Assembly Line

Electronic Bore Gage Automates Bore Data Acquisition

πŸ“… Date:

✍️ Author: Nathaniel Fields

πŸ”– Topics: Metrology, Statistical Process Control

🏒 Organizations: Kamatics, Sunnen

Manually writing down bore gage measurements and inputting them into a statistical process control (SPC) system is slow and risks transcription errors even when working on parts with standardized requirements β€” this process grows unacceptably riskier with custom precision parts and bearings, such as those made by Kamatics Corporation. When the high-mix, low-volume operation started searching for ways to reliably increase productivity and profitability, moving to a digital gaging approach was high on the list.

The company teamed up with Sunnen to produce a digital gage, using the analog PG-800 gage as a starting point and rapidly prototyping the experimental system. Phil Hanna, product manager at Sunnen, says the PG-800 was used as the starting point because it was a well-proven system that Kamatics was already using. The PG-800 can cover diameters from 0.370 inch to 3.00 inches (with optimal extension fingers) and is typically used with a Sunnen PG-400E or PG-500E setting fixture to eliminate the need for master rings.

Read more at Modern Machine Shop

The Science of Production

πŸ“… Date:

✍️ Author: Brian Potter

πŸ”– Topics: Statistical Process Control

🏭 Vertical: Construction

Getting to this state of control was an iterative process - each time something was fixed, more data was collected, revealing new causes that the previous issues had masked. Each iteration proceeded the same way - plot the data on a control chart, look for patterns, locate the issue and make any necessary process adjustments.

Construction, once again, is a world that pushes production optimization difficulties to 11. All the things that make science hard to do in a manufacturing environment are even harder in construction. For one thing, construction has a much higher rate of process changes - every new project means new workers, new environmental conditions, new materials, new construction details, etc.

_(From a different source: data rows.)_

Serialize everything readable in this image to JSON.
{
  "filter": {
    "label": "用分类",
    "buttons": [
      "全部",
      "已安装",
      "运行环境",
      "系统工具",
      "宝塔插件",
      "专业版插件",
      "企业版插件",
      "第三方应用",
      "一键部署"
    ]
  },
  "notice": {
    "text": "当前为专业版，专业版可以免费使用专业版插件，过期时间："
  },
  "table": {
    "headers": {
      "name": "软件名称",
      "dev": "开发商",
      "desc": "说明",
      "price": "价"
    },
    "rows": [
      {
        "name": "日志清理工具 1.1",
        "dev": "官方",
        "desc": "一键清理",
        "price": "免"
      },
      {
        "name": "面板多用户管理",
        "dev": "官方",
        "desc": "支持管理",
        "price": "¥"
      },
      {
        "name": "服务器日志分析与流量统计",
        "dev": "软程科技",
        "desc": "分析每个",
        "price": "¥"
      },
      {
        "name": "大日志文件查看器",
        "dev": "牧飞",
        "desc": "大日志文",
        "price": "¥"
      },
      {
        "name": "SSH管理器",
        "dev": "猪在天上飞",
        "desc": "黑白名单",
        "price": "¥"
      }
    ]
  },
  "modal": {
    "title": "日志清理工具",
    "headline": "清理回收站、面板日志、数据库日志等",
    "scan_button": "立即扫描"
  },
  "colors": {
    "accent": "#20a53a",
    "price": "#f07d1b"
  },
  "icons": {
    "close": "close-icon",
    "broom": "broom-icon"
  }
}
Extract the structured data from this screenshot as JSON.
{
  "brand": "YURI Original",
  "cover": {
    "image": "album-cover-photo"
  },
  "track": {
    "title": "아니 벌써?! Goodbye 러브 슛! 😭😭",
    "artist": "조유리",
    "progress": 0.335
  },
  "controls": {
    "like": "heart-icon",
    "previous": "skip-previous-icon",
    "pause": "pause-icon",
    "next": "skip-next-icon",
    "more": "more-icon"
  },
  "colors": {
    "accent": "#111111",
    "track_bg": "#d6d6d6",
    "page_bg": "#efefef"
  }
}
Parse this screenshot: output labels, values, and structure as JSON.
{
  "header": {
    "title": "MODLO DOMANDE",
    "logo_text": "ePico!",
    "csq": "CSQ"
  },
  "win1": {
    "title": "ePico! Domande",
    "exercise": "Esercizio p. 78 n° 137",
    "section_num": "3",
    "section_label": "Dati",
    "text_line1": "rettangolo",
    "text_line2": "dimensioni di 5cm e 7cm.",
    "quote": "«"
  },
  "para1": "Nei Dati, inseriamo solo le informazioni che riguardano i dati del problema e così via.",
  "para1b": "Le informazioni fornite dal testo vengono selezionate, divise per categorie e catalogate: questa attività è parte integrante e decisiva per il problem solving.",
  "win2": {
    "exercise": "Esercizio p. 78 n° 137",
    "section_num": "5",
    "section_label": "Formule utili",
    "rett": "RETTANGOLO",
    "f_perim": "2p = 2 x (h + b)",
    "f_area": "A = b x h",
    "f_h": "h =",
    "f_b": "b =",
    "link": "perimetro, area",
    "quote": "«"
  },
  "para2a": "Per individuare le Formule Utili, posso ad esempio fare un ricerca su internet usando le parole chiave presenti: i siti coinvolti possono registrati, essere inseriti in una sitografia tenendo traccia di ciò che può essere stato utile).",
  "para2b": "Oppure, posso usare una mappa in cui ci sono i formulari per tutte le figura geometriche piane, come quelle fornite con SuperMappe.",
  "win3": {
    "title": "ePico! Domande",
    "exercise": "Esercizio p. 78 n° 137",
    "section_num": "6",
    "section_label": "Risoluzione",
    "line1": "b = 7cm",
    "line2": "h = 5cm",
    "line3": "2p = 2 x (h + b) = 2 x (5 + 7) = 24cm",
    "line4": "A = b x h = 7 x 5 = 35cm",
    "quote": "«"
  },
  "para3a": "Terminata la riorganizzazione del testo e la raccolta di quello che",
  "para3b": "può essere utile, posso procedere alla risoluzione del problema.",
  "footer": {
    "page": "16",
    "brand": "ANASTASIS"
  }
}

Not only does this introduce new causes to the process, but it changes (if only slightly) what the basic process is. As we’ve seen with learning curves, it only takes very small disruptions to β€˜reset’ what workers know about a process, and these disruptions occur much more frequently in construction.

Read more at Construction Physics